Monday, December 29, 2008
In 2008 “loss” has been very palpable. The Dow Jones Industrial average has lost 36%, the S&P 500 40.5% and the Nasdaq 42.5% - this stock market decline being the worst since 1931. Housing values have also lost $2 trillion in value with about 12 million Americans currently owing more on their mortgages than their homes are worth. The number of homes going into foreclosure is around 2.2 million, in part because two million jobs have been lost and a million more job cuts are expected in 2009.
I also was laid off from career positions – twice, and consecutively. The life I had envisioned consisted of increasing gains with nothing much ever going wrong, and finally entering old age peacefully with praise and honor.
Piece by piece, all of those expectations disintegrated. First it was financial stability, then long term relationships, finally even core beliefs – loss bit into all, and is not done biting.
If loss never took away outer things, the world as we want it to be, ourselves as we think we are, it would be possible to live in an imaginary state forever, satisfied with imperfection and incompletion, never motivated enough to break free.

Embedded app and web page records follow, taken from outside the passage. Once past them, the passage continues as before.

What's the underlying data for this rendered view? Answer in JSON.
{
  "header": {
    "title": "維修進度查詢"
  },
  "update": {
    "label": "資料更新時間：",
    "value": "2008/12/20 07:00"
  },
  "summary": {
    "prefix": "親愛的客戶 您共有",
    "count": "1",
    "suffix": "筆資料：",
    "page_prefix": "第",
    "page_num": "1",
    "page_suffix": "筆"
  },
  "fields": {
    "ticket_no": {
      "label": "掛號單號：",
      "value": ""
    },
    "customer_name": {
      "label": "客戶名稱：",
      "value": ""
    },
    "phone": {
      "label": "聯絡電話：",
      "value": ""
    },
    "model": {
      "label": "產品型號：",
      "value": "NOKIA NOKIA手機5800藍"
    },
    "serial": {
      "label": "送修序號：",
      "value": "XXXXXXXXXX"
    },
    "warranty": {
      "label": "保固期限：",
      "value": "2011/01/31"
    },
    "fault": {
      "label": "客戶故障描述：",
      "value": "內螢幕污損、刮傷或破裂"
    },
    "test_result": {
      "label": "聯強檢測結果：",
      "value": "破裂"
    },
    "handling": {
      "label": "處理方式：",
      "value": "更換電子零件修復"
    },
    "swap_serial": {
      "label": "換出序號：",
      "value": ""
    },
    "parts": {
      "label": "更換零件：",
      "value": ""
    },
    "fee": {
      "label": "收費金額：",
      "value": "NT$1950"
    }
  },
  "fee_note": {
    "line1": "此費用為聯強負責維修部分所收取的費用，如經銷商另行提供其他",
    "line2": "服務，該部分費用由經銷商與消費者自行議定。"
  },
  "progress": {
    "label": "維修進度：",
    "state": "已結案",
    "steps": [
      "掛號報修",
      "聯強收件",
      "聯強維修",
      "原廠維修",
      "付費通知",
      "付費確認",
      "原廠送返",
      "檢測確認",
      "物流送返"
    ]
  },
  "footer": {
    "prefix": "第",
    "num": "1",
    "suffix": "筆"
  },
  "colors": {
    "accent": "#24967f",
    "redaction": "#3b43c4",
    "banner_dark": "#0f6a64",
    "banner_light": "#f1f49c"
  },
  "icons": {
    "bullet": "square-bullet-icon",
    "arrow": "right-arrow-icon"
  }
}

But there is a time to grow and a time to wither – this is obvious in nature. The Bible also speaks of a “time to get, and a time to lose; a time to keep, and a time to cast away” (Ecc 3:6).
Looking back, the times which have been most excruciating in terms of loss are also the most memorable and inwardly transformative. Humans have tremendous inertia to resist the loss experience, to begrudge it, to just endure it and hope it will end soon so we can get on with the “gain and growth” side of the cycle.

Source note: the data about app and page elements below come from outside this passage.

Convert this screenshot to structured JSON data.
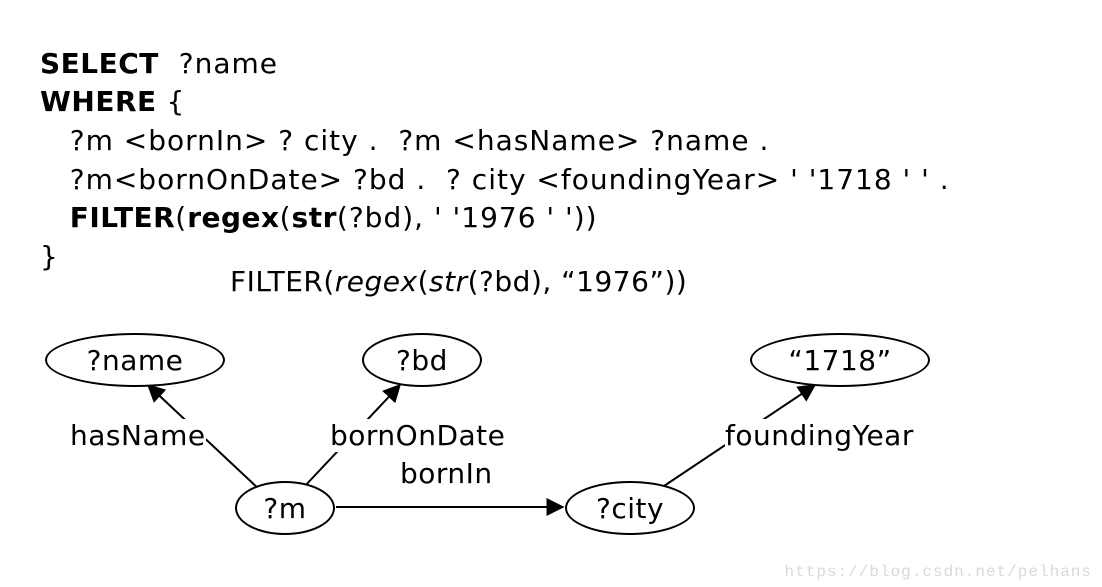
{
  "query": {
    "kw_select": "SELECT",
    "select_vars": "?name",
    "kw_where": "WHERE",
    "brace_open": "{",
    "line1": "   ?m <bornIn> ? city .  ?m <hasName> ?name .",
    "line2": "   ?m<bornOnDate> ?bd .  ? city <foundingYear> ' '1718 ' ' .",
    "kw_filter": "FILTER",
    "filter_open": "(",
    "kw_regex": "regex",
    "regex_open": "(",
    "kw_str": "str",
    "str_args": "(?bd)",
    "filter_rest": ", ' '1976 ' '))",
    "brace_close": "}"
  },
  "filter_text": {
    "word_filter": "FILTER(",
    "word_regex": "regex",
    "paren_open": "(",
    "word_str": "str",
    "str_arg": "(?bd),",
    "spacer": " ",
    "literal": "“1976”",
    "close": "))"
  },
  "nodes": {
    "name": "?name",
    "bd": "?bd",
    "y1718": "“1718”",
    "m": "?m",
    "city": "?city"
  },
  "edges": {
    "hasName": "hasName",
    "bornOnDate": "bornOnDate",
    "bornIn": "bornIn",
    "foundingYear": "foundingYear"
  },
  "watermark": "https://blog.csdn.net/pelhans"
}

But the heart longs for this experience of outward loss. Until that happens, its needs remain deluged and unrecognized in the doings and activities of exterior existence.

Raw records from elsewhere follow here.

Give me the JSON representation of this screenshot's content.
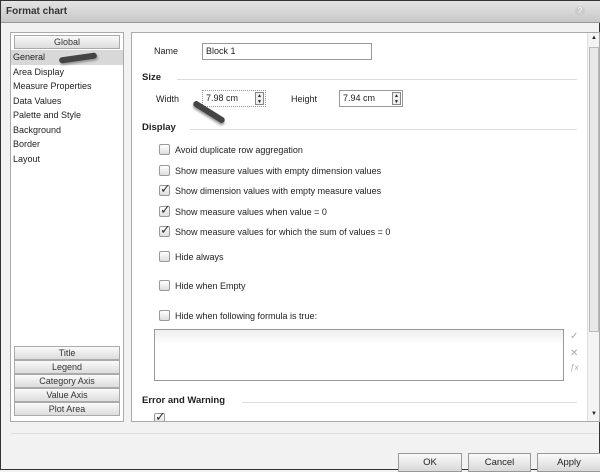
{
  "window": {
    "title": "Format chart",
    "help_icon": "help-icon"
  },
  "left": {
    "global": "Global",
    "items": [
      "General",
      "Area Display",
      "Measure Properties",
      "Data Values",
      "Palette and Style",
      "Background",
      "Border",
      "Layout"
    ],
    "selected": "General",
    "sections": [
      "Title",
      "Legend",
      "Category Axis",
      "Value Axis",
      "Plot Area"
    ]
  },
  "general": {
    "name_label": "Name",
    "name_value": "Block 1",
    "size_title": "Size",
    "width_label": "Width",
    "width_value": "7.98 cm",
    "height_label": "Height",
    "height_value": "7.94 cm",
    "display_title": "Display",
    "options": [
      {
        "label": "Avoid duplicate row aggregation",
        "checked": false
      },
      {
        "label": "Show measure values with empty dimension values",
        "checked": false
      },
      {
        "label": "Show dimension values with empty measure values",
        "checked": true
      },
      {
        "label": "Show measure values when value = 0",
        "checked": true
      },
      {
        "label": "Show measure values for which the sum of values = 0",
        "checked": true
      },
      {
        "label": "Hide always",
        "checked": false
      },
      {
        "label": "Hide when Empty",
        "checked": false
      },
      {
        "label": "Hide when following formula is true:",
        "checked": false
      }
    ],
    "error_title": "Error and Warning"
  },
  "buttons": {
    "ok": "OK",
    "cancel": "Cancel",
    "apply": "Apply"
  }
}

Jesus said, “For whosoever will save his life shall lose it: but whosoever will lose his life for my sake, the same shall save it” (Luke 9:24).
It is not easy to welcome Loss and offer it a seat of honor at our table, especially since this is not a mere conceptual proceeding but rather one with teeth that usually hurt. But it is the pathway to freedom and salvation that has been established in the universe.
Therefore we may reasonably hope that our planet, our country and ourselves are currently being offered the greatest possible gift, in the form of . . . Loss.
Posted by DEE at 9:16 AM